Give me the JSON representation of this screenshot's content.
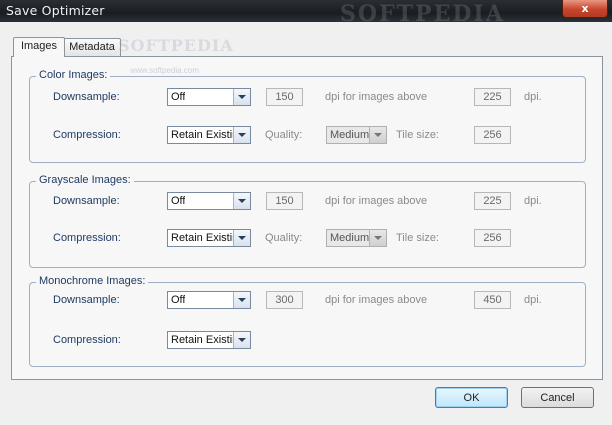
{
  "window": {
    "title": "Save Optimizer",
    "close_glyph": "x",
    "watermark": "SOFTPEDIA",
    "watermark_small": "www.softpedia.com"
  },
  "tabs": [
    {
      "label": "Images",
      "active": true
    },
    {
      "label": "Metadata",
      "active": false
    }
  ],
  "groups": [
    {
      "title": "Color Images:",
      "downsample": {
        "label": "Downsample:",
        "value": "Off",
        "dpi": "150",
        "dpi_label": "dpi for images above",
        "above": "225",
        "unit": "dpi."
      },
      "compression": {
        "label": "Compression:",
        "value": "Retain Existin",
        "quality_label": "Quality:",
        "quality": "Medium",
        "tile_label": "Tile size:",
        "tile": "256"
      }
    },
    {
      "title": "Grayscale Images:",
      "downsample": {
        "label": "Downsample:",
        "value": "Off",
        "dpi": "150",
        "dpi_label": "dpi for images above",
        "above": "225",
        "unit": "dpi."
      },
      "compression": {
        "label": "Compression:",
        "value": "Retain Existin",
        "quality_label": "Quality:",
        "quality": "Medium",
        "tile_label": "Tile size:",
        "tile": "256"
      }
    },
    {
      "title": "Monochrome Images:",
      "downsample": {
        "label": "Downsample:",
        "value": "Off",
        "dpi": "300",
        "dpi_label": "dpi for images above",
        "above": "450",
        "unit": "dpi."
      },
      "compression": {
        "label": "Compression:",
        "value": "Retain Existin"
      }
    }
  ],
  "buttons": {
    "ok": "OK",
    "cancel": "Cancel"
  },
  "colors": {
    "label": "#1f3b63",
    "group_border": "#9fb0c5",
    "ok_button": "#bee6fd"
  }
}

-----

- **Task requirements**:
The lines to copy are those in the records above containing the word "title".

- **Expected answer**:
    "title": "Save Optimizer",
      "title": "Color Images:",
      "title": "Grayscale Images:",
      "title": "Monochrome Images:",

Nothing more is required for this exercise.